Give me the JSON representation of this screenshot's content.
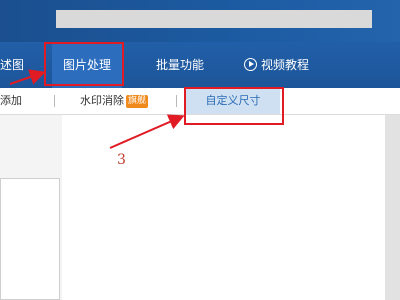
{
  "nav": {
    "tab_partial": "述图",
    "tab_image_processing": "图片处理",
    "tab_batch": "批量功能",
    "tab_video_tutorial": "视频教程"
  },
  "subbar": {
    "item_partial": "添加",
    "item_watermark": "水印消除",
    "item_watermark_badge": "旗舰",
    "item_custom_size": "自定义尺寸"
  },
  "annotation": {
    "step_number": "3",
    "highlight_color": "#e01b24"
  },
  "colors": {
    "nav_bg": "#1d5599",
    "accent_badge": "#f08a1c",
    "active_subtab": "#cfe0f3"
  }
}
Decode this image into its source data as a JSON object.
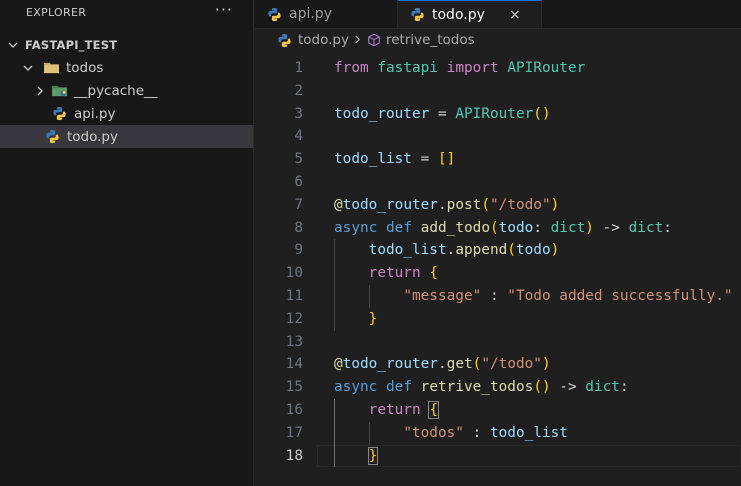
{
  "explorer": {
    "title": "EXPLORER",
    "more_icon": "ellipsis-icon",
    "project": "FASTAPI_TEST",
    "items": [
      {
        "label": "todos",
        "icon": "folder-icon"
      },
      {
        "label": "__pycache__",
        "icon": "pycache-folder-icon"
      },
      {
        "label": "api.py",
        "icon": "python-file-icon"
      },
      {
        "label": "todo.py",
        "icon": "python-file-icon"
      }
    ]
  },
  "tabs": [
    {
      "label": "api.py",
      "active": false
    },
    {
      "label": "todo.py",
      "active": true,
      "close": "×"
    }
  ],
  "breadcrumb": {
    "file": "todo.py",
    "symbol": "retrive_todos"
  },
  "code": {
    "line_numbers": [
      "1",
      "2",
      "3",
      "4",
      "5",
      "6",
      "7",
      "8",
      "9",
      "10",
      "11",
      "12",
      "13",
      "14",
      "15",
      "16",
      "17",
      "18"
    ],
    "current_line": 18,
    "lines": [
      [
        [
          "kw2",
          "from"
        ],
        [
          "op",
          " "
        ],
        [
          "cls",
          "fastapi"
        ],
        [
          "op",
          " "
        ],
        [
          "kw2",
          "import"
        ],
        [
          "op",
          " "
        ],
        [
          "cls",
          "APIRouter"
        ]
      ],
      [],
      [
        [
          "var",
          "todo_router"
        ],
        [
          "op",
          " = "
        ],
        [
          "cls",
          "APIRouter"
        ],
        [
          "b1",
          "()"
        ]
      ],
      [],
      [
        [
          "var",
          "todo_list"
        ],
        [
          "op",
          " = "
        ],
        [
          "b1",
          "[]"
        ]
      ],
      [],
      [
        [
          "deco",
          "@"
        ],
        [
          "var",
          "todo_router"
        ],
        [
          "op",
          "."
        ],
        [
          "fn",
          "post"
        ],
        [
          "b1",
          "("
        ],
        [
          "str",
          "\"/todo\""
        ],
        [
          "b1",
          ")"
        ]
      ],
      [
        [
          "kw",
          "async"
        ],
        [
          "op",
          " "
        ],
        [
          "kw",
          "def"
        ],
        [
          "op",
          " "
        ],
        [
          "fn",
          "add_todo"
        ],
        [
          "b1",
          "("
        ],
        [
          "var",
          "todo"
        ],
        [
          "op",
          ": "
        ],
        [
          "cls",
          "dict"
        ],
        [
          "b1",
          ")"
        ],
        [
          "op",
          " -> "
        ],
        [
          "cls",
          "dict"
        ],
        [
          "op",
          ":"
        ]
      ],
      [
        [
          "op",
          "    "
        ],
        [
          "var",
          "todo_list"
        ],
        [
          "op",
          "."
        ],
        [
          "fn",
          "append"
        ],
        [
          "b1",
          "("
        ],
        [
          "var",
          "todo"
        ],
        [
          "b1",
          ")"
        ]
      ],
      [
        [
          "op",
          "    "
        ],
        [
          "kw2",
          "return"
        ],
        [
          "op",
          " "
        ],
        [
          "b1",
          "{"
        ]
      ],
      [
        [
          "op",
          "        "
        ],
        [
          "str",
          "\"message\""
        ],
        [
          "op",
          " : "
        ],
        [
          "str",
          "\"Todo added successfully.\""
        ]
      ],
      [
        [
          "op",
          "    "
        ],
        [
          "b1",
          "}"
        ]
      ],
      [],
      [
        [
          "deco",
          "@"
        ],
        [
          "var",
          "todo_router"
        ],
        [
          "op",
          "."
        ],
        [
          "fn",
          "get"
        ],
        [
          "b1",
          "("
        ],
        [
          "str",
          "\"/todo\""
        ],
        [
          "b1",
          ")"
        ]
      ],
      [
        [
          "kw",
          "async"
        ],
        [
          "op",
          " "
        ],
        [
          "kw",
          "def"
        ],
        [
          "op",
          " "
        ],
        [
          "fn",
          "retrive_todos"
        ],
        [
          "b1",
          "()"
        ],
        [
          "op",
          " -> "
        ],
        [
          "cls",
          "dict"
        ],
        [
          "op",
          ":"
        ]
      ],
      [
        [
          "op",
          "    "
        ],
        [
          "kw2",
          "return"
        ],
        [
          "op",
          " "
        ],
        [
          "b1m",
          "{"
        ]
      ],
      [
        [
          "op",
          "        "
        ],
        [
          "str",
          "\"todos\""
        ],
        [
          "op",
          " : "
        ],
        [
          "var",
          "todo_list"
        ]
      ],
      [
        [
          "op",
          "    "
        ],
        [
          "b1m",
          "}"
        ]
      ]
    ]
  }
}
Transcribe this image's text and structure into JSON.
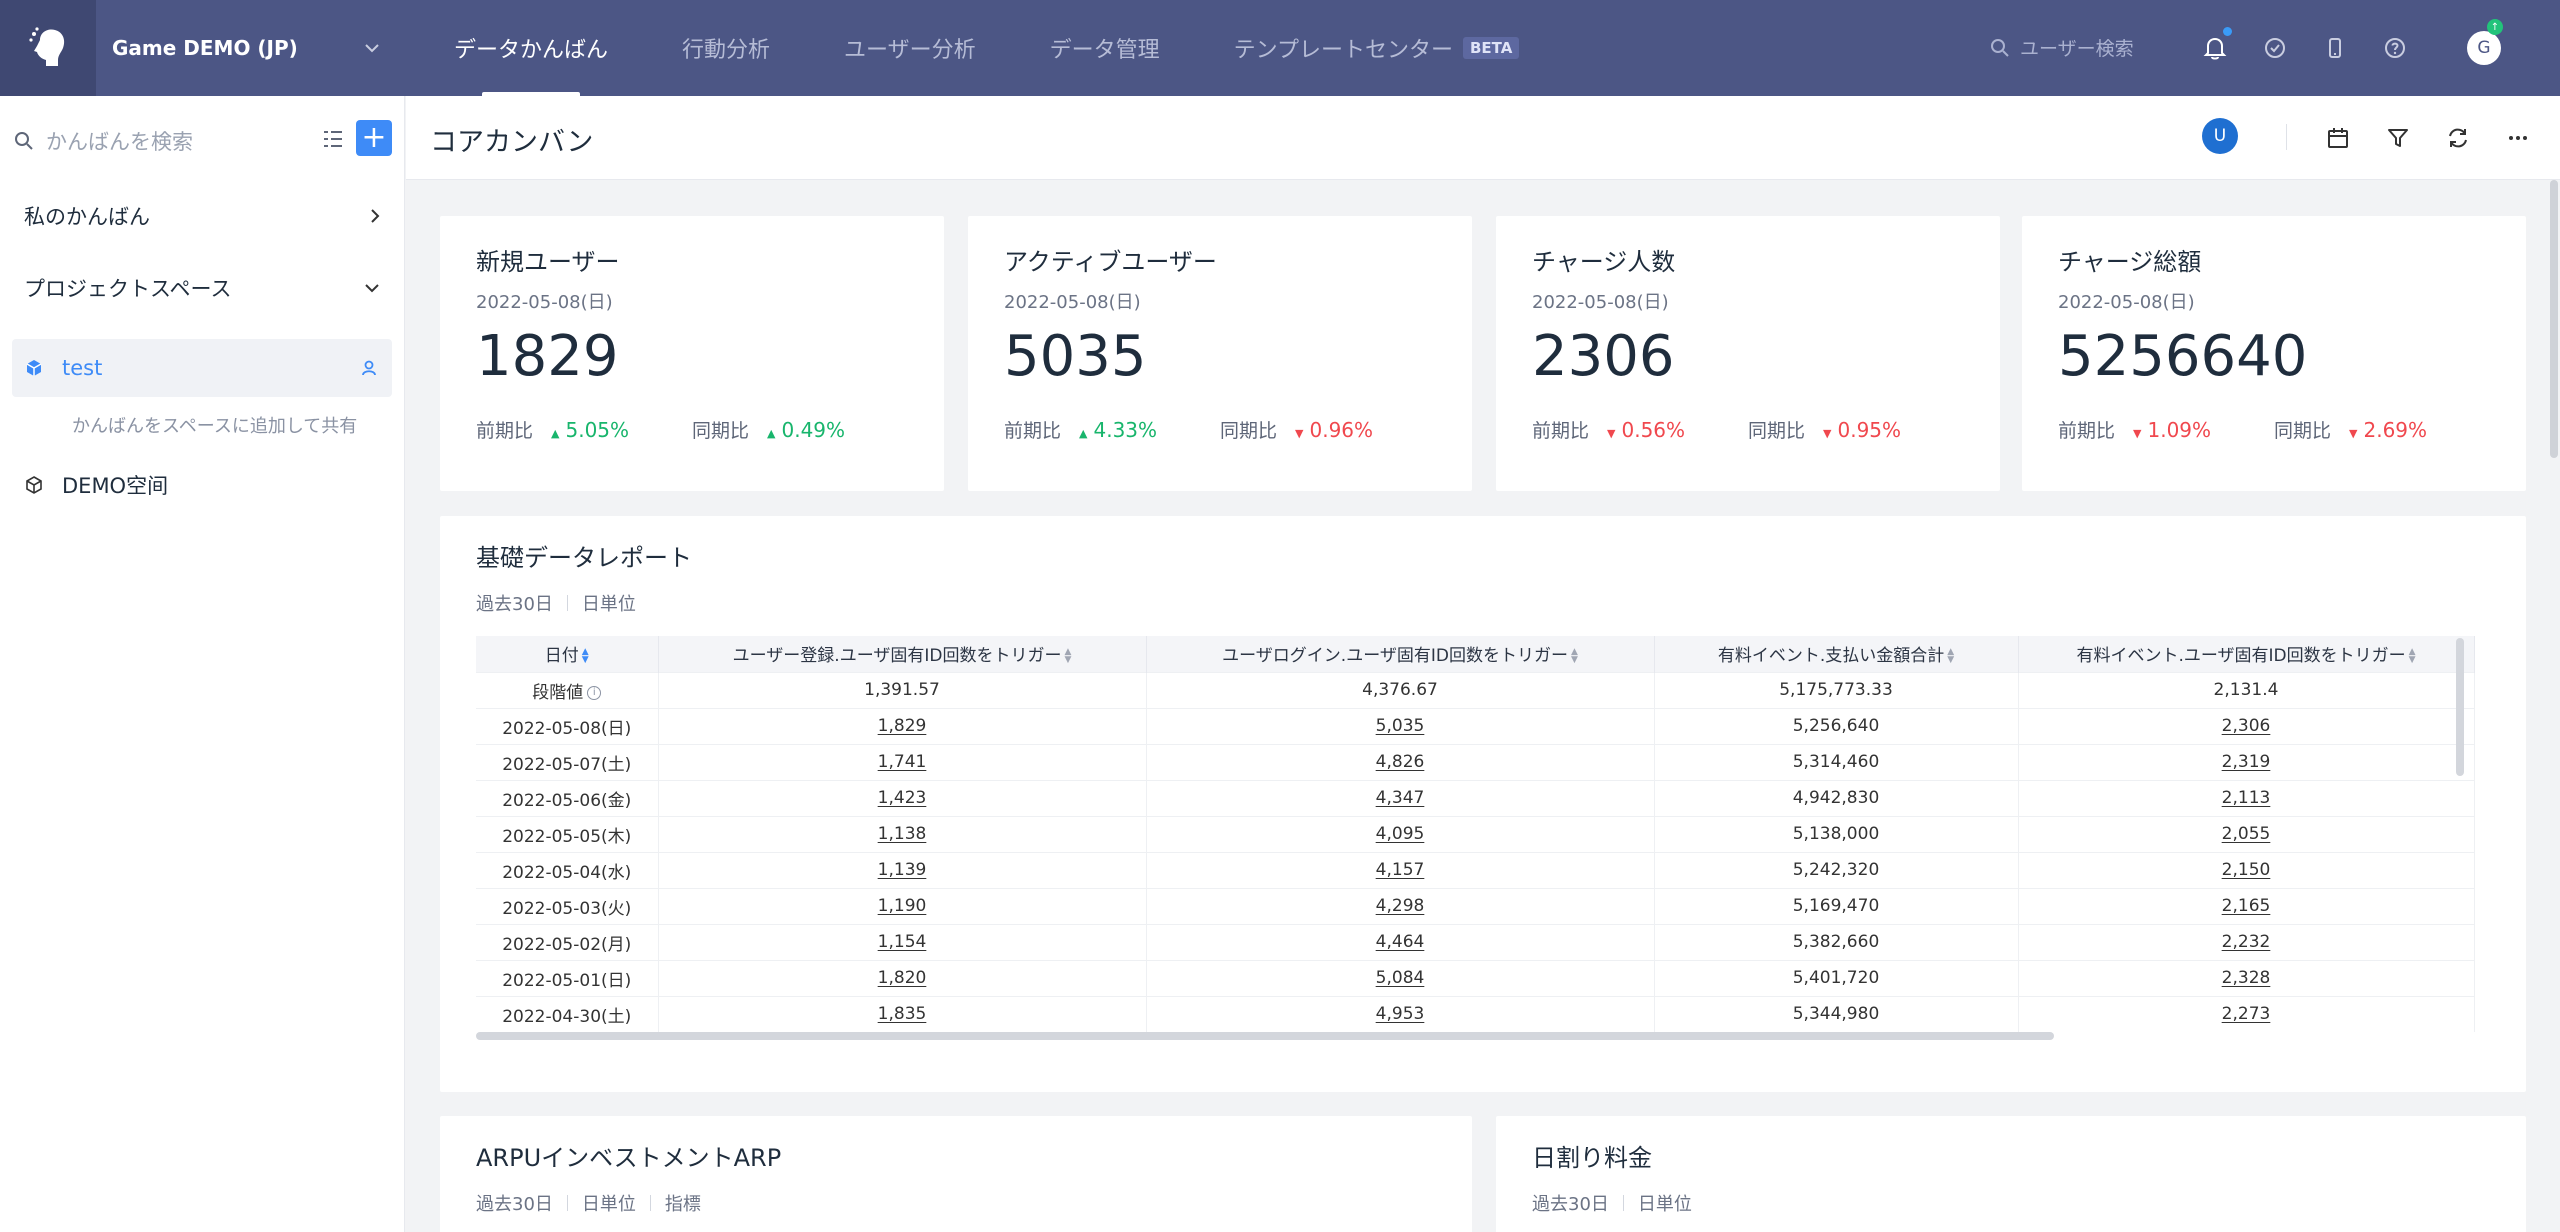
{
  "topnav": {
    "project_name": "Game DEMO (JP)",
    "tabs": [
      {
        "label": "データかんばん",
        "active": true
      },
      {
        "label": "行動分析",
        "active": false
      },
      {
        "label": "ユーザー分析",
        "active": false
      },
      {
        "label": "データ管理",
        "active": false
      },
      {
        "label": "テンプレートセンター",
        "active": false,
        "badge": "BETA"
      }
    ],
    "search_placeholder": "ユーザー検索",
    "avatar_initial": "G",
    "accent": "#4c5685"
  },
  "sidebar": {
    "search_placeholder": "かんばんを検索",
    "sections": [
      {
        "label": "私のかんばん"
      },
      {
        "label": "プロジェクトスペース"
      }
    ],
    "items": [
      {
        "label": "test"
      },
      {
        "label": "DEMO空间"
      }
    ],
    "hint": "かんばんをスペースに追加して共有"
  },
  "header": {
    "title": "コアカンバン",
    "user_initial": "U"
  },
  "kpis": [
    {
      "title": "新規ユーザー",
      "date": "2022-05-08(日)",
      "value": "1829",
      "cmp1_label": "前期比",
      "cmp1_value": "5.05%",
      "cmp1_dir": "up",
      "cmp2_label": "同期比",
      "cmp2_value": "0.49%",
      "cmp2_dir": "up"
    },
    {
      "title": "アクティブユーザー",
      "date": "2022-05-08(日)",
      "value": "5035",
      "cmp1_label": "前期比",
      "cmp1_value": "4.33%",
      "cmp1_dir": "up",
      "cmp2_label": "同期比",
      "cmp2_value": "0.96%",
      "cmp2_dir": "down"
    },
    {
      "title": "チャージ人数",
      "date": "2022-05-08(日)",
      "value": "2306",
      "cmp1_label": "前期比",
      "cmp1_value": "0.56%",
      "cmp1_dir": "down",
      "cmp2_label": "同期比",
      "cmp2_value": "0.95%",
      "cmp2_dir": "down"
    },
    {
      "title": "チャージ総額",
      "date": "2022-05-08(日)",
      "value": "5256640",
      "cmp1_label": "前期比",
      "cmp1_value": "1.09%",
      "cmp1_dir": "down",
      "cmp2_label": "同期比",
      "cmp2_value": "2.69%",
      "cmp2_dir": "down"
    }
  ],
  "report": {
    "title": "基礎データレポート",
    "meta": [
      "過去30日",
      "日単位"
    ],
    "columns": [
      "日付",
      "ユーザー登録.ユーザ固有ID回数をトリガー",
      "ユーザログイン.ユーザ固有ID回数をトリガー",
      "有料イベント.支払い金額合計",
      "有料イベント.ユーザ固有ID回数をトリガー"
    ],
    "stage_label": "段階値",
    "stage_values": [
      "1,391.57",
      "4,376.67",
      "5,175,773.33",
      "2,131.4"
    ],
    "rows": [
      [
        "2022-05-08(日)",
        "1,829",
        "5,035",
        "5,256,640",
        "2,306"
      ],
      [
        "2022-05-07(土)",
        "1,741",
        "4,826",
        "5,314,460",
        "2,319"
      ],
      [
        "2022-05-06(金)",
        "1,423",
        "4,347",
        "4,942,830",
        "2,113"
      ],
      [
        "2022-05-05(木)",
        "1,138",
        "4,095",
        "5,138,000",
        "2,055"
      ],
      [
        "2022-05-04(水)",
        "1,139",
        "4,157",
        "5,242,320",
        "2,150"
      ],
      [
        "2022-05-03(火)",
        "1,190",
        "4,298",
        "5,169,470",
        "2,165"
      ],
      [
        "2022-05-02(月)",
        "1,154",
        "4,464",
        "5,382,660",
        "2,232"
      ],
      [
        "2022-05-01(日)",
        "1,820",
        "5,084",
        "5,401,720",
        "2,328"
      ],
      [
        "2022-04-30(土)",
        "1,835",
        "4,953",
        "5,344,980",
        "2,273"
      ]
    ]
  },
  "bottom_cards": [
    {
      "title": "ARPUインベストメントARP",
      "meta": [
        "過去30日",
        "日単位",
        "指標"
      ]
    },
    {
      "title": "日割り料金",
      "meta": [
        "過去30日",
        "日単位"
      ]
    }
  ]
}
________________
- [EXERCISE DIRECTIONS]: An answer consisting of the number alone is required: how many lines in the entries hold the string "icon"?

- [TASK OUTPUT]: 5